"Winnipeg's Most" are three rising-star rappers, trying to move past their own struggles by using their music to charm kids away from gangster life. In Montreal, Nakuset was adopted in the 1970s by Jewish parents and now, against their wishes, embraces her Aboriginal ancestry. She raises her own kids in their Aboriginal culture and runs a native women's shelter. In Vancouver we meet siblings Herb Dixon and Leslie Varley. Leslie holds a senior position in BC health, but her much-loved brother has spent years trying to get out of the drug-plagued Downtown East Side. Together their story offers a powerful and moving look at the ties that bind.

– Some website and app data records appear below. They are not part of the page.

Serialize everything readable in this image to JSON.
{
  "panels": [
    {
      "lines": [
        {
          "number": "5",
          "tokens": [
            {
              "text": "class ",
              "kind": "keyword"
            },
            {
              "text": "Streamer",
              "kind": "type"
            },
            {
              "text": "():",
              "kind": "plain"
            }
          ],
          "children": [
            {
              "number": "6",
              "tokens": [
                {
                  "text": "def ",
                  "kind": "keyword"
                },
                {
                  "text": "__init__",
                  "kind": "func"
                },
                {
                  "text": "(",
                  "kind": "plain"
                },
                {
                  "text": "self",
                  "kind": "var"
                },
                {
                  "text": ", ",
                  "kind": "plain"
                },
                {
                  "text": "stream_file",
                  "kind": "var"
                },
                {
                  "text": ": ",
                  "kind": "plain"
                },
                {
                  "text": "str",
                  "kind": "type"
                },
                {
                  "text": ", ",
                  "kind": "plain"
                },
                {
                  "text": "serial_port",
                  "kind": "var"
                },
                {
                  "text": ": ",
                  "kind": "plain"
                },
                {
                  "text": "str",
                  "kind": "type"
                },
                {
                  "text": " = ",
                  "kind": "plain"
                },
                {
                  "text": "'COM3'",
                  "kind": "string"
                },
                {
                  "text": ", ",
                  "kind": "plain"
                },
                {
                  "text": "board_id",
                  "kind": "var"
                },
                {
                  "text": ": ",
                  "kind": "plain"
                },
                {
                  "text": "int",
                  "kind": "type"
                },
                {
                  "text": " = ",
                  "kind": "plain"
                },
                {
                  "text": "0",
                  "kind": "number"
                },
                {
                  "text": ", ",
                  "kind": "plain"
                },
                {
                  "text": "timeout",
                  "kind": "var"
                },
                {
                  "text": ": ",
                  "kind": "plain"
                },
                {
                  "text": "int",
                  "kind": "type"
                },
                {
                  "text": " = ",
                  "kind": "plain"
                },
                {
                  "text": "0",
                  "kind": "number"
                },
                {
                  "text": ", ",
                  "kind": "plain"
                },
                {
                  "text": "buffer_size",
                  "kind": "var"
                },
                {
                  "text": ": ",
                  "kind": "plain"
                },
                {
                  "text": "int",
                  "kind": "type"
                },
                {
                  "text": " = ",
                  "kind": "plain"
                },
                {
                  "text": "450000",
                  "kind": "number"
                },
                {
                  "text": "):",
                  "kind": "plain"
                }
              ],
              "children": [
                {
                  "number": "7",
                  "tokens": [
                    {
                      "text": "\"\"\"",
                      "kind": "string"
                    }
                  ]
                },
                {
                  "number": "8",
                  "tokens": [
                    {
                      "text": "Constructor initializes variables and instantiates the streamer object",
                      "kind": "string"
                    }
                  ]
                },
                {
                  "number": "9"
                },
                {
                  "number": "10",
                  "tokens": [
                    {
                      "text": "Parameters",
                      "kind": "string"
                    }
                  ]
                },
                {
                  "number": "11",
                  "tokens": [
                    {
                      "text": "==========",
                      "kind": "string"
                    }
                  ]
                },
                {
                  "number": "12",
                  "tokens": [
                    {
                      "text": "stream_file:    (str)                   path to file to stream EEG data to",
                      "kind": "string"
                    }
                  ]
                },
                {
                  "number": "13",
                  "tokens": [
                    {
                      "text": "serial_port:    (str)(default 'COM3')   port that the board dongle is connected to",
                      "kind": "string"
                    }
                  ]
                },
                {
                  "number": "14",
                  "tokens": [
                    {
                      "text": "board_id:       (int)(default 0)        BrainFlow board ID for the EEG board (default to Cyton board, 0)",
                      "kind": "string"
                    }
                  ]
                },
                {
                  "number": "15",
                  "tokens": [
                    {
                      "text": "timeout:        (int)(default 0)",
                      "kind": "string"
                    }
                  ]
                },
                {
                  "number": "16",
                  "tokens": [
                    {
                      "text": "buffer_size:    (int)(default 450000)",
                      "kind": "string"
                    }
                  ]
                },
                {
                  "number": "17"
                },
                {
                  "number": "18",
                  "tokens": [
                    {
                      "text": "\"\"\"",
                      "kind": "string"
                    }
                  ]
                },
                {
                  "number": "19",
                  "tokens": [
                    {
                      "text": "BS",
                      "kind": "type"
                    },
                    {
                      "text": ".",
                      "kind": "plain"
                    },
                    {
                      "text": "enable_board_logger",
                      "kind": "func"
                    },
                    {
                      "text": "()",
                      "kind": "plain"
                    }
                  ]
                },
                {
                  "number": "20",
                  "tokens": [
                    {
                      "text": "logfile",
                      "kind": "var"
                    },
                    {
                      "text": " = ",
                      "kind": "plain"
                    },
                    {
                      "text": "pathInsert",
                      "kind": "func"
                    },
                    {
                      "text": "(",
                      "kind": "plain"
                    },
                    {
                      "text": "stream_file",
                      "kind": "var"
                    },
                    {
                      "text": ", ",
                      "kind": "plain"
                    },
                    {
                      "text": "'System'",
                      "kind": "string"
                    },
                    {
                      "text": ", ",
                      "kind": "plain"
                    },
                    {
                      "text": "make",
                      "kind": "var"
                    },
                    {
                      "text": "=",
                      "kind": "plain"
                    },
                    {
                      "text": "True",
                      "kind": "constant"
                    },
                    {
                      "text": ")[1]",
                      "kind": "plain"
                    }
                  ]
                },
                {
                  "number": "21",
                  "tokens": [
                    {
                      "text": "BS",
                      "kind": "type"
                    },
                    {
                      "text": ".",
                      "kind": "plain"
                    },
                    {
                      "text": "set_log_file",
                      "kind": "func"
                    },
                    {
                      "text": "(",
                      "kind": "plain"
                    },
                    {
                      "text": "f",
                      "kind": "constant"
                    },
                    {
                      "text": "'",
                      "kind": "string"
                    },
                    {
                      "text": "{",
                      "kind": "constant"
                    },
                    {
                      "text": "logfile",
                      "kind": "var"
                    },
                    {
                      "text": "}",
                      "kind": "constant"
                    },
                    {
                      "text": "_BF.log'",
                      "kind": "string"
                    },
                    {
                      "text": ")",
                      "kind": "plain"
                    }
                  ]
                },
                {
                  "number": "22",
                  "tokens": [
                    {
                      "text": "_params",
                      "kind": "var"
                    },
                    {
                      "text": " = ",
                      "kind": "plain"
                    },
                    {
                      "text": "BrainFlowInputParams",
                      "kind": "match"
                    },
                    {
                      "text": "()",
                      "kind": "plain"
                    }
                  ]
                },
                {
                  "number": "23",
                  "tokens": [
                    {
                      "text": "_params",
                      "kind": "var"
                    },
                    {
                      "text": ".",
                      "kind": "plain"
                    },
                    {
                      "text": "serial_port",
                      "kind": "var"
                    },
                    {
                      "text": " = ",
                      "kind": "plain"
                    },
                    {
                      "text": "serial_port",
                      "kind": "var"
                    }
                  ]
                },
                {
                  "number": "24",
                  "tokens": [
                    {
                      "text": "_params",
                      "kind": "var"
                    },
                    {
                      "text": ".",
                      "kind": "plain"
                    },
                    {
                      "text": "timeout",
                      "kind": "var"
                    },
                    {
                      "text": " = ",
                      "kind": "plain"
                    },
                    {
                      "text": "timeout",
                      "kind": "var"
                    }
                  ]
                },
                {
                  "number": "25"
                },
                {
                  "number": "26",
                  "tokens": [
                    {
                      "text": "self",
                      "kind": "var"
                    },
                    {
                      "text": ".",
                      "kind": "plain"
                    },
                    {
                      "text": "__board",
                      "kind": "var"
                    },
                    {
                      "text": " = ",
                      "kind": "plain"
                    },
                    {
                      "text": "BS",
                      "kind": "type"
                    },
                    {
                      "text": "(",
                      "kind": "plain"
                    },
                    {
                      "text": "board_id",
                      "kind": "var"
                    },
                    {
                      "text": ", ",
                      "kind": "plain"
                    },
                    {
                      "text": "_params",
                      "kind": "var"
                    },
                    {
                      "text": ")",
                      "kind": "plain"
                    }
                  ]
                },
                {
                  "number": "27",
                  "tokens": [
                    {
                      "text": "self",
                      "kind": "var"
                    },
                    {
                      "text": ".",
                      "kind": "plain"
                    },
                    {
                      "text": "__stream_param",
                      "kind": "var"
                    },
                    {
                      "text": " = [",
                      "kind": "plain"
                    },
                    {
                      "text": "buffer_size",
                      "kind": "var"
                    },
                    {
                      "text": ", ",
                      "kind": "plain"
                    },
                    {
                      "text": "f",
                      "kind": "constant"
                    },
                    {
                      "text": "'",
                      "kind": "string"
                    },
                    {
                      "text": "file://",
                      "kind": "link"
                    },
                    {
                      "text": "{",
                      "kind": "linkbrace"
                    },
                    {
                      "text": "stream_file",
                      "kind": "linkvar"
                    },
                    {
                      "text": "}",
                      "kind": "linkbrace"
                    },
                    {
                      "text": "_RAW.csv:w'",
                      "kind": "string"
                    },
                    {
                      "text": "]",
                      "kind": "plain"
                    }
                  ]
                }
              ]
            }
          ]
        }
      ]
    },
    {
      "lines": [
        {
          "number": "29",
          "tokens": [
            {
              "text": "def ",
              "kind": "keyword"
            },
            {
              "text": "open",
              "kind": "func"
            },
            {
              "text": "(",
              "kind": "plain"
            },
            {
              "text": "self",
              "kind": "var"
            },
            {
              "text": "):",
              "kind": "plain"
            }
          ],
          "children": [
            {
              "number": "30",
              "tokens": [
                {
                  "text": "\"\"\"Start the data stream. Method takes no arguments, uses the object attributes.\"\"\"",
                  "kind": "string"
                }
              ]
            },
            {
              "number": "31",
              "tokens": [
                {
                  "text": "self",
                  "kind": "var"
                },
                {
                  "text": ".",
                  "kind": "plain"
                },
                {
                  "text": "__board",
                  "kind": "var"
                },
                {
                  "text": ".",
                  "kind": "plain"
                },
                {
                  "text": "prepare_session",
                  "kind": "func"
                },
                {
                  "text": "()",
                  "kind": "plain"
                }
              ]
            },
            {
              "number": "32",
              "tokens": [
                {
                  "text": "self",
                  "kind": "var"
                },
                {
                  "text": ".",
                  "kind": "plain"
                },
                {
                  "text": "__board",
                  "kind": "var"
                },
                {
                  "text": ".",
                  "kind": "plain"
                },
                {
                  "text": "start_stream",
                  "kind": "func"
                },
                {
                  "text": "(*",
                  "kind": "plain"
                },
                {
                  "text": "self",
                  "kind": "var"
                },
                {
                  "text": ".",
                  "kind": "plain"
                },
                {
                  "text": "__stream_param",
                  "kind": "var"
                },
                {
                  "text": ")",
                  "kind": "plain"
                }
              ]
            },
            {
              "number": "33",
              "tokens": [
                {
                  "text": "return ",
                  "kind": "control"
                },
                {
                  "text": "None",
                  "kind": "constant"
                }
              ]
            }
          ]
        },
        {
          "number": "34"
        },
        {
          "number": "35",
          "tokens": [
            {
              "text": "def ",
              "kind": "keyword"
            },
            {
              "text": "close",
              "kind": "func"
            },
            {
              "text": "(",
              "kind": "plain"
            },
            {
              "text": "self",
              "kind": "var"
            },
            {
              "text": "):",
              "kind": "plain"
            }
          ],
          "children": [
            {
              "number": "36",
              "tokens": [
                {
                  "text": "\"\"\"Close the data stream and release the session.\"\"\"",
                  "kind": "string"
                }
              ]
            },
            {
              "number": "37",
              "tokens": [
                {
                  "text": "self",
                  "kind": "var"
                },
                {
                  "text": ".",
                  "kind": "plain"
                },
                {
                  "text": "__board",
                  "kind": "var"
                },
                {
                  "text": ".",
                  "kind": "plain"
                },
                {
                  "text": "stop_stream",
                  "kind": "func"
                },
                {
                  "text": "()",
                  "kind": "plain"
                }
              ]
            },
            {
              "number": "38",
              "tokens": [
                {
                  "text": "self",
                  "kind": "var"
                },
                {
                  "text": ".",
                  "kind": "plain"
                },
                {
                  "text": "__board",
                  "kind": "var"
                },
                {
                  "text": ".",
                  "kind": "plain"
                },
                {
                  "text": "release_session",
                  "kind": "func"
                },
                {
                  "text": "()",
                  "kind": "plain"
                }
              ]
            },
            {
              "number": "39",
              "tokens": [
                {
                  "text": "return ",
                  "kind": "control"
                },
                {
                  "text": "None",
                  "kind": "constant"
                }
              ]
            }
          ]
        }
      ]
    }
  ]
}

Jordin Tootoo, the first Inuk to play in the NHL, escapes the pressure of urban life with trips back to shoot the puck around in Rankin Inlet. In the art markets of Paris, Montreal and Toronto, the work of Cree artist Kent Monkman sells for six figures. His work is fun and subversive, challenging our most widely accepted notions of the colonial relationship.
Litigation lawyer Renée Pelletier works in a law office in the big towers of Toronto, but embraces her Maliseet culture. Successful graphic novelist Steve Keewatin Sanderson loves debunking the notion that as an Aboriginal artist he would only draws buffaloes. In Winnipeg, Ron Linklater teaches Aboriginal ways to aspiring community workers, many of whom are immigrants who have incorporated stereotypical ideas about Canada's First Peoples.
Dr. Evan Adams, famous for his acting role in the movie Smoke Signals, plays a real-life role as BC's first Aboriginal Physician Advisor. Kahnawake Mohawk Taiaiake Alfred, an ex-marine, now provocative professor at the University of Victoria, forces us to question our ideas about the place of Aboriginal people in Canada.
As Edith Cloutier, an Algonquin who runs the Native Friendship Centre in Val d'Or, Quebec, says: "Nobody's going anywhere. Everybody's here to stay. Now, how do we work it out together?"
DIRECTOR: Ryszard Hunka
PRODUCERS: Coleen Rajotte, Charlotte Odele, Griffin Ondaatje